==== DATA IN THIS EXERCISE

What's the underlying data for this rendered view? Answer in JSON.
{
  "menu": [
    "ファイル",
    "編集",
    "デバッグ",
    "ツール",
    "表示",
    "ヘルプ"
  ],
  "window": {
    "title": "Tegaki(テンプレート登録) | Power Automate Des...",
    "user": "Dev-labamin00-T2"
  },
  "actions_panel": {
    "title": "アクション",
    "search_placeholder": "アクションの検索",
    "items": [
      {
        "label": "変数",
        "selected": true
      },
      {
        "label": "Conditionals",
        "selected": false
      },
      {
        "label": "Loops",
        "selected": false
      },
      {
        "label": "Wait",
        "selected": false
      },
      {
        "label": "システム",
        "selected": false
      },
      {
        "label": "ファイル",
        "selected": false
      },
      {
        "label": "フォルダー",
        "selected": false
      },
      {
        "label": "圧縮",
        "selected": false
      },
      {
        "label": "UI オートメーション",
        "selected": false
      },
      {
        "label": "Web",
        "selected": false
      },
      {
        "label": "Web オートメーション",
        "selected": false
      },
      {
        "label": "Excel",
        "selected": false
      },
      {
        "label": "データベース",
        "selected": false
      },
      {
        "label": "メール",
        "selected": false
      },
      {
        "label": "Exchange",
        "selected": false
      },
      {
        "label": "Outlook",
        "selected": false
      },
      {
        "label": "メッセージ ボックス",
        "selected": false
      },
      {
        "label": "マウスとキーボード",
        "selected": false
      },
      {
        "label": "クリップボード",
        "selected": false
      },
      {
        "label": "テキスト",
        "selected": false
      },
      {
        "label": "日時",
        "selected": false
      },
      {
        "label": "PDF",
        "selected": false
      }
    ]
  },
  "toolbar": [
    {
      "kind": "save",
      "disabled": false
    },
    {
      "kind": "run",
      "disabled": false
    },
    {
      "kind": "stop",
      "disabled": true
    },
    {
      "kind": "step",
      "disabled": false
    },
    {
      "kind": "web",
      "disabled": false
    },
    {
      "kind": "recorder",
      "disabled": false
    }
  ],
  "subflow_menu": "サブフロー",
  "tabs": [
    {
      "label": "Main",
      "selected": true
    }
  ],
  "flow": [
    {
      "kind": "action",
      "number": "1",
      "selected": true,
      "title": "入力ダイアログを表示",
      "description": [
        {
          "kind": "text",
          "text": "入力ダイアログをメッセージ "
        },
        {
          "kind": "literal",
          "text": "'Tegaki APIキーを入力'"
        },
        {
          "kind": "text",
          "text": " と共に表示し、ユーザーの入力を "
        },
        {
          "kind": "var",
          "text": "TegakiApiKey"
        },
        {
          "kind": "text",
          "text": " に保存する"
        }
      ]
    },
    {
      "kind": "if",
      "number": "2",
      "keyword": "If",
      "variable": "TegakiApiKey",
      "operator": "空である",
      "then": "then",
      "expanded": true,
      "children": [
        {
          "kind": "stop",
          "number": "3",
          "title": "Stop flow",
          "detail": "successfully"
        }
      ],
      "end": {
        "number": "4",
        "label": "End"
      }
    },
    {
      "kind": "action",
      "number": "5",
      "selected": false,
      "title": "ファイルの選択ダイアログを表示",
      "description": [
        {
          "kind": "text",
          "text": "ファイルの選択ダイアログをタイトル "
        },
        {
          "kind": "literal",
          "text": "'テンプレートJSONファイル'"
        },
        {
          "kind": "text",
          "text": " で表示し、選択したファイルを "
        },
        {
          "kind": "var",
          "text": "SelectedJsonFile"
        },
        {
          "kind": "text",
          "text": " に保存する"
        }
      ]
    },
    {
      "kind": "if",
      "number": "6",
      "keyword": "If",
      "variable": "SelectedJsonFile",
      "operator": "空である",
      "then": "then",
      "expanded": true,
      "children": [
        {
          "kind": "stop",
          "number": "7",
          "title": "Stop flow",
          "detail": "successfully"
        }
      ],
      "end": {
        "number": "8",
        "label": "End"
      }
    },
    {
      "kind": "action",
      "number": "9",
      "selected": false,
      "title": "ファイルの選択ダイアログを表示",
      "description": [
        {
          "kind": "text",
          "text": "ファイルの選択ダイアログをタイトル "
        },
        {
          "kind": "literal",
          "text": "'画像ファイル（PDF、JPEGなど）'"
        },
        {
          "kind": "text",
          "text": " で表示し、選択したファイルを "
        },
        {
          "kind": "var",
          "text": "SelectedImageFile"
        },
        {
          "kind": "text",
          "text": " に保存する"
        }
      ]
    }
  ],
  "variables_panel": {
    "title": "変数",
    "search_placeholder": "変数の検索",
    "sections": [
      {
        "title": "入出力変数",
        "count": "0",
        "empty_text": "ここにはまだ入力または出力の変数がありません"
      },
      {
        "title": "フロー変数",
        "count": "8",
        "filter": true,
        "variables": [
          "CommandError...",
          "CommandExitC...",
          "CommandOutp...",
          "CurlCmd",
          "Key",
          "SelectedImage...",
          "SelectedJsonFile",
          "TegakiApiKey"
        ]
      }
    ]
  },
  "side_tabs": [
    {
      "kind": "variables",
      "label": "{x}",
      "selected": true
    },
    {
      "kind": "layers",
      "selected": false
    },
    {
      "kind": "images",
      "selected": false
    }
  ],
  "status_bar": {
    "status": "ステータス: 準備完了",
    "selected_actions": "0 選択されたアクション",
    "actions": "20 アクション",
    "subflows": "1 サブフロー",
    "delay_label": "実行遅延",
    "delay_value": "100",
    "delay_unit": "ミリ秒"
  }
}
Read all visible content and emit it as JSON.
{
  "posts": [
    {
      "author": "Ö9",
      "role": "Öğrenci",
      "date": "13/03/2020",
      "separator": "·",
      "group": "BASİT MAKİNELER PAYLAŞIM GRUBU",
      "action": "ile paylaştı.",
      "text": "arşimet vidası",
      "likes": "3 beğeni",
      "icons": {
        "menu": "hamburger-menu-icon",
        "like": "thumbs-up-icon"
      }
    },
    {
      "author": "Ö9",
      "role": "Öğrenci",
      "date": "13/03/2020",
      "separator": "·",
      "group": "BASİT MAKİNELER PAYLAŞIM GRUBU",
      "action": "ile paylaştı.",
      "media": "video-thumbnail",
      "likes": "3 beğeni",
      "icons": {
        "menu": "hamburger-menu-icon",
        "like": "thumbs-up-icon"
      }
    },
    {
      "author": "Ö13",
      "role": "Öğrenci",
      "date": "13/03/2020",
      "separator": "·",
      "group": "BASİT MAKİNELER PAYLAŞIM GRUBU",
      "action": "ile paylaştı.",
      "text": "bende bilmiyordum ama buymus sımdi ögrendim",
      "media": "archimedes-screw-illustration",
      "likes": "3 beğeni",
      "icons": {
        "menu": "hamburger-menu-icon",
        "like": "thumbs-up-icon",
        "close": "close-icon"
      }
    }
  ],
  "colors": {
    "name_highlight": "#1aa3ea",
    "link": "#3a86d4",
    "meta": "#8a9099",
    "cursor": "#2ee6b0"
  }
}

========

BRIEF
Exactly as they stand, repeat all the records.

RESPONSE
What's the underlying data for this rendered view? Answer in JSON.
{
  "menu": [
    "ファイル",
    "編集",
    "デバッグ",
    "ツール",
    "表示",
    "ヘルプ"
  ],
  "window": {
    "title": "Tegaki(テンプレート登録) | Power Automate Des...",
    "user": "Dev-labamin00-T2"
  },
  "actions_panel": {
    "title": "アクション",
    "search_placeholder": "アクションの検索",
    "items": [
      {
        "label": "変数",
        "selected": true
      },
      {
        "label": "Conditionals",
        "selected": false
      },
      {
        "label": "Loops",
        "selected": false
      },
      {
        "label": "Wait",
        "selected": false
      },
      {
        "label": "システム",
        "selected": false
      },
      {
        "label": "ファイル",
        "selected": false
      },
      {
        "label": "フォルダー",
        "selected": false
      },
      {
        "label": "圧縮",
        "selected": false
      },
      {
        "label": "UI オートメーション",
        "selected": false
      },
      {
        "label": "Web",
        "selected": false
      },
      {
        "label": "Web オートメーション",
        "selected": false
      },
      {
        "label": "Excel",
        "selected": false
      },
      {
        "label": "データベース",
        "selected": false
      },
      {
        "label": "メール",
        "selected": false
      },
      {
        "label": "Exchange",
        "selected": false
      },
      {
        "label": "Outlook",
        "selected": false
      },
      {
        "label": "メッセージ ボックス",
        "selected": false
      },
      {
        "label": "マウスとキーボード",
        "selected": false
      },
      {
        "label": "クリップボード",
        "selected": false
      },
      {
        "label": "テキスト",
        "selected": false
      },
      {
        "label": "日時",
        "selected": false
      },
      {
        "label": "PDF",
        "selected": false
      }
    ]
  },
  "toolbar": [
    {
      "kind": "save",
      "disabled": false
    },
    {
      "kind": "run",
      "disabled": false
    },
    {
      "kind": "stop",
      "disabled": true
    },
    {
      "kind": "step",
      "disabled": false
    },
    {
      "kind": "web",
      "disabled": false
    },
    {
      "kind": "recorder",
      "disabled": false
    }
  ],
  "subflow_menu": "サブフロー",
  "tabs": [
    {
      "label": "Main",
      "selected": true
    }
  ],
  "flow": [
    {
      "kind": "action",
      "number": "1",
      "selected": true,
      "title": "入力ダイアログを表示",
      "description": [
        {
          "kind": "text",
          "text": "入力ダイアログをメッセージ "
        },
        {
          "kind": "literal",
          "text": "'Tegaki APIキーを入力'"
        },
        {
          "kind": "text",
          "text": " と共に表示し、ユーザーの入力を "
        },
        {
          "kind": "var",
          "text": "TegakiApiKey"
        },
        {
          "kind": "text",
          "text": " に保存する"
        }
      ]
    },
    {
      "kind": "if",
      "number": "2",
      "keyword": "If",
      "variable": "TegakiApiKey",
      "operator": "空である",
      "then": "then",
      "expanded": true,
      "children": [
        {
          "kind": "stop",
          "number": "3",
          "title": "Stop flow",
          "detail": "successfully"
        }
      ],
      "end": {
        "number": "4",
        "label": "End"
      }
    },
    {
      "kind": "action",
      "number": "5",
      "selected": false,
      "title": "ファイルの選択ダイアログを表示",
      "description": [
        {
          "kind": "text",
          "text": "ファイルの選択ダイアログをタイトル "
        },
        {
          "kind": "literal",
          "text": "'テンプレートJSONファイル'"
        },
        {
          "kind": "text",
          "text": " で表示し、選択したファイルを "
        },
        {
          "kind": "var",
          "text": "SelectedJsonFile"
        },
        {
          "kind": "text",
          "text": " に保存する"
        }
      ]
    },
    {
      "kind": "if",
      "number": "6",
      "keyword": "If",
      "variable": "SelectedJsonFile",
      "operator": "空である",
      "then": "then",
      "expanded": true,
      "children": [
        {
          "kind": "stop",
          "number": "7",
          "title": "Stop flow",
          "detail": "successfully"
        }
      ],
      "end": {
        "number": "8",
        "label": "End"
      }
    },
    {
      "kind": "action",
      "number": "9",
      "selected": false,
      "title": "ファイルの選択ダイアログを表示",
      "description": [
        {
          "kind": "text",
          "text": "ファイルの選択ダイアログをタイトル "
        },
        {
          "kind": "literal",
          "text": "'画像ファイル（PDF、JPEGなど）'"
        },
        {
          "kind": "text",
          "text": " で表示し、選択したファイルを "
        },
        {
          "kind": "var",
          "text": "SelectedImageFile"
        },
        {
          "kind": "text",
          "text": " に保存する"
        }
      ]
    }
  ],
  "variables_panel": {
    "title": "変数",
    "search_placeholder": "変数の検索",
    "sections": [
      {
        "title": "入出力変数",
        "count": "0",
        "empty_text": "ここにはまだ入力または出力の変数がありません"
      },
      {
        "title": "フロー変数",
        "count": "8",
        "filter": true,
        "variables": [
          "CommandError...",
          "CommandExitC...",
          "CommandOutp...",
          "CurlCmd",
          "Key",
          "SelectedImage...",
          "SelectedJsonFile",
          "TegakiApiKey"
        ]
      }
    ]
  },
  "side_tabs": [
    {
      "kind": "variables",
      "label": "{x}",
      "selected": true
    },
    {
      "kind": "layers",
      "selected": false
    },
    {
      "kind": "images",
      "selected": false
    }
  ],
  "status_bar": {
    "status": "ステータス: 準備完了",
    "selected_actions": "0 選択されたアクション",
    "actions": "20 アクション",
    "subflows": "1 サブフロー",
    "delay_label": "実行遅延",
    "delay_value": "100",
    "delay_unit": "ミリ秒"
  }
}
Read all visible content and emit it as JSON.
{
  "posts": [
    {
      "author": "Ö9",
      "role": "Öğrenci",
      "date": "13/03/2020",
      "separator": "·",
      "group": "BASİT MAKİNELER PAYLAŞIM GRUBU",
      "action": "ile paylaştı.",
      "text": "arşimet vidası",
      "likes": "3 beğeni",
      "icons": {
        "menu": "hamburger-menu-icon",
        "like": "thumbs-up-icon"
      }
    },
    {
      "author": "Ö9",
      "role": "Öğrenci",
      "date": "13/03/2020",
      "separator": "·",
      "group": "BASİT MAKİNELER PAYLAŞIM GRUBU",
      "action": "ile paylaştı.",
      "media": "video-thumbnail",
      "likes": "3 beğeni",
      "icons": {
        "menu": "hamburger-menu-icon",
        "like": "thumbs-up-icon"
      }
    },
    {
      "author": "Ö13",
      "role": "Öğrenci",
      "date": "13/03/2020",
      "separator": "·",
      "group": "BASİT MAKİNELER PAYLAŞIM GRUBU",
      "action": "ile paylaştı.",
      "text": "bende bilmiyordum ama buymus sımdi ögrendim",
      "media": "archimedes-screw-illustration",
      "likes": "3 beğeni",
      "icons": {
        "menu": "hamburger-menu-icon",
        "like": "thumbs-up-icon",
        "close": "close-icon"
      }
    }
  ],
  "colors": {
    "name_highlight": "#1aa3ea",
    "link": "#3a86d4",
    "meta": "#8a9099",
    "cursor": "#2ee6b0"
  }
}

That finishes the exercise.